Today is St Patrick’s Day, 17th March, so I looked up St Patrick’s Confession and was surprised to learn in these very first words that he was ‘utterly despised’. And sad as this is, the worst is the last line: ‘This is my confession before I die.’
How hard his life must have been, to have reached its end and written a confession of faith that reveals he had spread good news but was despised, utterly despised. Still, this was Patrick’s belief about himself, and if he was so repugnant then his life story must have been rewritten to make a saint of him within 150 years, by the 7th century AD.
My interest is in the various translations of that first line. The following examples are available on the Internet, though undoubtedly there are many more. The words ‘utterly despised by many’ shocked me, for all I knew of St Patrick was that he did good deeds and was therefore, I assumed, liked. Yet we can all see the word ‘contempt’ glaring at us from within the original Latin phrase:
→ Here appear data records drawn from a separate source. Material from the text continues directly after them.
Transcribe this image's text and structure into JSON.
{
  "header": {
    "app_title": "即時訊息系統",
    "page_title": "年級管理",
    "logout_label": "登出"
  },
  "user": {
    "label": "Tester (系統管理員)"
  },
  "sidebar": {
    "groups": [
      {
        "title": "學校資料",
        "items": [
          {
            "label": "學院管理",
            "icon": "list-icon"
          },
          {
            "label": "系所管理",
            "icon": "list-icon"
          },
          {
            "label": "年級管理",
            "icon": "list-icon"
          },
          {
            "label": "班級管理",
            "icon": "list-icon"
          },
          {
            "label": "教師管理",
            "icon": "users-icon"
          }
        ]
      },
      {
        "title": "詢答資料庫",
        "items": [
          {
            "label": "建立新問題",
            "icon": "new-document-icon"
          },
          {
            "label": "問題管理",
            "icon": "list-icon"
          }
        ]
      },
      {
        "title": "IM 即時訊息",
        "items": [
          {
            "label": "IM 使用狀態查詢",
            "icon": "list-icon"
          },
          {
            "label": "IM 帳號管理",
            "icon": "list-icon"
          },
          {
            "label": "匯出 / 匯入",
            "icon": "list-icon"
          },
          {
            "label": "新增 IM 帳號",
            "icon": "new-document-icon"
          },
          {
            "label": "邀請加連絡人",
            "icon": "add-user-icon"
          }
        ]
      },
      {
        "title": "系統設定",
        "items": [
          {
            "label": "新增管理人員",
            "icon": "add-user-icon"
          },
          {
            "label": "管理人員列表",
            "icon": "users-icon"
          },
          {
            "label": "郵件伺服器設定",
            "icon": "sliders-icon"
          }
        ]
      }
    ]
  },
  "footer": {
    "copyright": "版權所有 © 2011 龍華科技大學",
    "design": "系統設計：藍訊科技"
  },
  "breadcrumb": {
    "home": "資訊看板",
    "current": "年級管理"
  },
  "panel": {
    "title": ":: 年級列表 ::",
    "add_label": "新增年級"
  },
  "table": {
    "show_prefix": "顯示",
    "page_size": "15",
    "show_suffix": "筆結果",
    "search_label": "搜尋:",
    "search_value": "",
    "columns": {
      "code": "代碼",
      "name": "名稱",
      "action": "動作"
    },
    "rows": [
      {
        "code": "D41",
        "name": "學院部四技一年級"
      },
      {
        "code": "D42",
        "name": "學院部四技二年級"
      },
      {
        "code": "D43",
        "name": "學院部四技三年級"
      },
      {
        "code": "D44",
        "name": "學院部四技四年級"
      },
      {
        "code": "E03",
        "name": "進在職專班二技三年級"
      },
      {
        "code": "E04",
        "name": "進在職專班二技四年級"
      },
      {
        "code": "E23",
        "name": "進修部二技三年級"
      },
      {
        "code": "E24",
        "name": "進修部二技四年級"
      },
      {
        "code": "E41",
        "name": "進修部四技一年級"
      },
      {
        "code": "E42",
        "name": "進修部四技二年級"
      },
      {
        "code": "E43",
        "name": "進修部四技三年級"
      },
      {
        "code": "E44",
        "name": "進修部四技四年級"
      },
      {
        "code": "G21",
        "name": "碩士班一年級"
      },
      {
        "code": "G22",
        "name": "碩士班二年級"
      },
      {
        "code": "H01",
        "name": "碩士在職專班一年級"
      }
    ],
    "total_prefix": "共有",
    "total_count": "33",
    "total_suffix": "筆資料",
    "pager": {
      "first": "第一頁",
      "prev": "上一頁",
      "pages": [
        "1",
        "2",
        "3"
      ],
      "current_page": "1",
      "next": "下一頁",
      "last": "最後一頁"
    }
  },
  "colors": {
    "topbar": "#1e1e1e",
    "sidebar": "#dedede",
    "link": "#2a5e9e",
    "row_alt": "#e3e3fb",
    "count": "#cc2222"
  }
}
Ego Patricius peccator rusticissimus et minimus omnium fidelium et contemptibilissimus apud plurimos…
The other three translations I found did not have the same impact.
On www.confessio.ie, the English for contemptibilissimus apud plurimos is rendered ‘I am looked down upon by many.’ Simple and straightforward.
On www.whatsaiththescripture.com, it is ‘most contemptible to many’. Close to contemptibilissimus, but lacks the loathing of ‘despised’.
On bbc.co.uk/religion, it is ‘for many people I am the most contemptible’. Similar to the previous example but twice the words.
And of course there’s now Google: ‘in many contemptibilissimus’. Not very helpful.
I never had a thing for St Patrick until, as a consequence of family history research last year, I met a first cousin once removed (i.e. my mother’s cousin), born on St Patrick’s Day, 17th March, daughter of an Irish Catholic. Her middle name is Patricia in honour of the saint. She’s 91 today! My own name is Patricia, and I too am the daughter of a Catholic mother who chose that name. I’m now wondering…